Sunday, 9 January 2022

Second Time Lucky?

If Jeremy Corbyn did set up a new political party, then it would almost immediately have far more members than the Labour Party, which, beyond a dwindling band of very elderly stalwarts, would be reduced to its MPs, to their paid staff, to its own paid staff, and to a certain number of people who had already been sitting around waiting to lose the councillors' allowances that they had previously assumed were going to be theirs for life.

The new party's age profile would be vastly lower than Labour's, and every member would be highly active. The pressure to switch affiliations in most unions would be so strong, and would in many cases be pushing against an open door, that Labour's only remaining source of funding would be the handful of extremely wealthy individuals who had bankrolled Keir Starmer's Leadership campaign.

But the new party would carry over the fundamental flaw of the Corbyn project. Like Corbyn himself, it never could decide whether it was Red or Red-Green, ultimately based on class politics or ultimately based on identity politics. It knew what it was against, and it was right to be against those things. But it never quite knew what it was for, because it never quite knew what it was.

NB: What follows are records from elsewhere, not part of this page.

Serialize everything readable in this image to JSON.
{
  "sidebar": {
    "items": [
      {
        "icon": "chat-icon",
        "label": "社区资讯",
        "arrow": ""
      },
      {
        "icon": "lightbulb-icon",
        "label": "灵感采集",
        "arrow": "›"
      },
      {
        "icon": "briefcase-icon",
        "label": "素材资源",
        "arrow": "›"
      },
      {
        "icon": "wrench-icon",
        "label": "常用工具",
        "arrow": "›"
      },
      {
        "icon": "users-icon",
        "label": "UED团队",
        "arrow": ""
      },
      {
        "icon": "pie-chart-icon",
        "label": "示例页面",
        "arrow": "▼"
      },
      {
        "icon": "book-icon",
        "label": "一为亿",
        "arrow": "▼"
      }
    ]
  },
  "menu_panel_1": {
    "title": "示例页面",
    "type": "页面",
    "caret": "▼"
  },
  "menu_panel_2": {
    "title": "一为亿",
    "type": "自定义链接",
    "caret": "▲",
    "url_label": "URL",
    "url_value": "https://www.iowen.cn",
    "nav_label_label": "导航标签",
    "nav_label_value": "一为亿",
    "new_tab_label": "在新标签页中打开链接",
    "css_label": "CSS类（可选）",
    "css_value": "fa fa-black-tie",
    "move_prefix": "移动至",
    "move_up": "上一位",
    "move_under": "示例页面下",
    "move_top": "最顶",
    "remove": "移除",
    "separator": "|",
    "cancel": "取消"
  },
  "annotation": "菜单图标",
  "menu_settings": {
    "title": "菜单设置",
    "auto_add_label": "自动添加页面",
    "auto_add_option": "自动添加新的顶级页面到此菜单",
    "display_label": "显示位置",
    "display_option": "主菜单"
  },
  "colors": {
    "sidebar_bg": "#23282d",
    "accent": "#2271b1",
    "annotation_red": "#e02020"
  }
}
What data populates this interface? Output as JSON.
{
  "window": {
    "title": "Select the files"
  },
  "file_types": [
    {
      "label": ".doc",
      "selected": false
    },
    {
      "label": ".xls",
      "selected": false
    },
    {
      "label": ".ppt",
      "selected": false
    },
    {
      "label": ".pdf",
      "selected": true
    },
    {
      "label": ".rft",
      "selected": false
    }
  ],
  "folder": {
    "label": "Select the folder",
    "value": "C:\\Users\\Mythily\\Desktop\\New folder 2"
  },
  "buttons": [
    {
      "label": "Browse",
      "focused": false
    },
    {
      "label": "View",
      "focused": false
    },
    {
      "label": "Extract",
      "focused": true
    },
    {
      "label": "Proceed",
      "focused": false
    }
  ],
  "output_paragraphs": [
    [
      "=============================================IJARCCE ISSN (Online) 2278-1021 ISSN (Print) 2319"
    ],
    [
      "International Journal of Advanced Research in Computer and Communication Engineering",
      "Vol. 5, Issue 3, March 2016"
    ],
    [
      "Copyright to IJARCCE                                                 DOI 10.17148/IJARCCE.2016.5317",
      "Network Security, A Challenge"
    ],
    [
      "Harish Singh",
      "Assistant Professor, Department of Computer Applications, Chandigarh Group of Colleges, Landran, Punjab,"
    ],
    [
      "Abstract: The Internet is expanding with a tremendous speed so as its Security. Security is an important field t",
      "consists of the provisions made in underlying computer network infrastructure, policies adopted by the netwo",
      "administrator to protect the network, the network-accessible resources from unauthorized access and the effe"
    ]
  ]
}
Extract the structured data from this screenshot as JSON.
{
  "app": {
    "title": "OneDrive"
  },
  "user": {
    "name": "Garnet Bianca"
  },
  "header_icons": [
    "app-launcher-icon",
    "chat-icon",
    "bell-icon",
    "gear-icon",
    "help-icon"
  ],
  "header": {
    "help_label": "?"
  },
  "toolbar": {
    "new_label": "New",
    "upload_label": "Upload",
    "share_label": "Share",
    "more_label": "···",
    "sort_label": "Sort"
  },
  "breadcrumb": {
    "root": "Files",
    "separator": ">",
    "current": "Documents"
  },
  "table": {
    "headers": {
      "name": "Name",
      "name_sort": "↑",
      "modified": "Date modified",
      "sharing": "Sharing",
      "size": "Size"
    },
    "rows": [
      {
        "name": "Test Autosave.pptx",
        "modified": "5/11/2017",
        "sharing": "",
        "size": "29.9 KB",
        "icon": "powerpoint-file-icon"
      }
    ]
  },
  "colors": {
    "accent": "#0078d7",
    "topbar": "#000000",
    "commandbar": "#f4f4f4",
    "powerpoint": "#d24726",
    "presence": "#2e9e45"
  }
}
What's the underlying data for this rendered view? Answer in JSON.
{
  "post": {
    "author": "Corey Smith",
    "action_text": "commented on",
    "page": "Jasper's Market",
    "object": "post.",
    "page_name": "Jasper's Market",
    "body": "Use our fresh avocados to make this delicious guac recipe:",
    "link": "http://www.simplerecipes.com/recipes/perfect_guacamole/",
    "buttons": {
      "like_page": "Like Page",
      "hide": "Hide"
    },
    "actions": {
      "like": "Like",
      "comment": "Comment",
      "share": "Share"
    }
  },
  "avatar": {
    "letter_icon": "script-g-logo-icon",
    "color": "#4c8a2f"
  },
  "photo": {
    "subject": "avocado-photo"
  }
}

As for the Potemkin party that the new party would have left behind, so to speak, on this fiftieth anniversary of the start of what turned out to be the triumphant miners' strike of 1972, it is worth considering that a section of that party would seek to claim the mantle of, for example, the sometime Agent of the Durham Miners' Association, General Secretary of the National Union of Mineworkers (Durham Area), and longstanding member of the National Executive Committee of the Labour Party, Sam Watson. 

They would be more than welcome to that mantle. Watson conspired to close pits, he opposed all local strikes, he supported the sacking of his own due-paying members, and he secured for the Durham miners the lowest wages in the country, a situation that was not rectified until the strikes of 1972 and 1974. There is a room named after him in the Knesset building, which is not the kind of honour that is conferred on a casual acquaintance. One Struggle, brothers and sisters. One Struggle.

Bringing us to the possibility that the spooky Ruth Smeeth or someone called Mary Creagh might contest Corbyn's seat, apparently because they blamed him for the loss of their own. Of course, they must know that they would only be taking one for the team, although whoever had done so would then be raised to the peerage. But the man who lost Stoke-on-Trent North and Wakefield was the man who abandoned Labour's commitment to Brexit. They ought to be standing in the constituency next door. They ought to be standing against Starmer.


  1. An Islington North Starmer candidate would come third behind Corbyn and the Lib Dem in either order.

    1. But Labour would claim a Lib Dem victory as a win for the Progressive Alliance.